Place Made:
Hartford Connecticut United States of America
Date Made:
salt glazed –stoneware
HOA: 6 3/8″; WOA: 1 1/4″
Accession Number:
This piece was thrown on a pottery wheel in a round shape, it was then flattened to make a flask. It has a bird incised on one side; the bird has intricate decorative details, including a crest, a ring around its neck, and various shapes to accentuate the wings and tail. On the opposite side is a floral design emerging from a large urn with scrolled handles. On the sides of the flask are incised vines, and the neck has incised loops and dots. All of the incised designs are brushed with cobalt blue slip.

MAKER: Born in 1799, Chester Webster was one of several family members who were employed at pottery factories in the Hartford, Connecticut, area. Chester Webster moved to North Carolina in 1827, likely joining his brother Edward in Fayetteville before the family moved to Randolph County. Several pioneering stoneware potters who eventually made their mark in southern states began their careers in northern locales. Such was the case for the Webster family, whose founding family members were born in Connecticut but in the early nineteenth century made their way to North Carolina, first to Fayetteville and then to Randolph County. In North Carolina the work of the Webster family was exuberant and had a strong decorative appeal, particularly the incised designs that are often attributed to Chester Webster.
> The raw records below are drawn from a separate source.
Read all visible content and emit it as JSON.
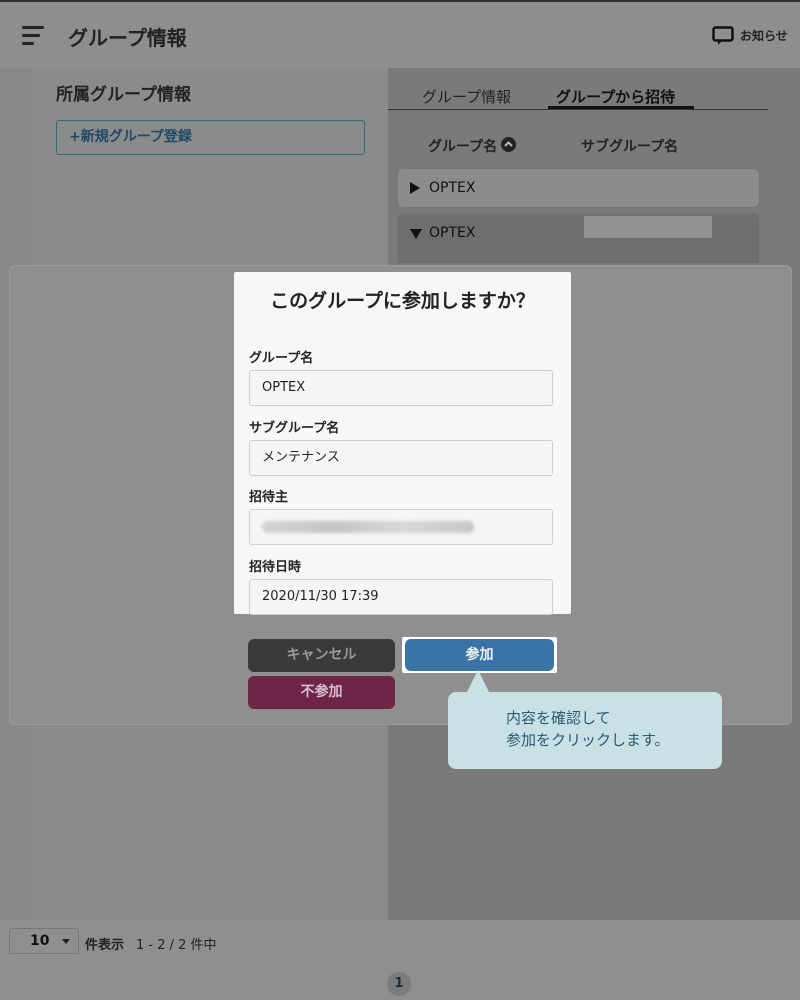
{
  "header": {
    "title": "グループ情報",
    "notice_label": "お知らせ"
  },
  "left_panel": {
    "title": "所属グループ情報",
    "new_group_button": "+新規グループ登録"
  },
  "tabs": [
    {
      "label": "グループ情報",
      "active": false
    },
    {
      "label": "グループから招待",
      "active": true
    }
  ],
  "table": {
    "columns": [
      "グループ名",
      "サブグループ名"
    ],
    "rows": [
      {
        "expanded": false,
        "group": "OPTEX"
      },
      {
        "expanded": true,
        "group": "OPTEX"
      }
    ]
  },
  "dialog": {
    "title": "このグループに参加しますか？",
    "fields": [
      {
        "label": "グループ名",
        "value": "OPTEX"
      },
      {
        "label": "サブグループ名",
        "value": "メンテナンス"
      },
      {
        "label": "招待主",
        "value": ""
      },
      {
        "label": "招待日時",
        "value": "2020/11/30 17:39"
      }
    ],
    "buttons": {
      "cancel": "キャンセル",
      "join": "参加",
      "decline": "不参加"
    }
  },
  "callout": {
    "line1": "内容を確認して",
    "line2": "参加をクリックします。"
  },
  "footer": {
    "per_page_value": "10",
    "per_page_label": "件表示",
    "range_label": "1 - 2 / 2 件中",
    "current_page": "1"
  },
  "colors": {
    "join_button": "#3a74a6",
    "decline_button": "#6e2547",
    "cancel_button": "#3a3a3a",
    "callout_bg": "#c9e1e5"
  }
}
This salt-glazed stoneware flask with an elaborate incised design is a rare piece attributable to Chester Webster’s beginnings in Connecticut.

Scarborough, Quincy.” The Webster School of Folk Potters.” Fayetteville, NC: The Quincy Scarborough Companies, 2009.

The flask has a history of ownership in the Northeast.
Credit Line:
The William C. and Susan S. Mariner Collection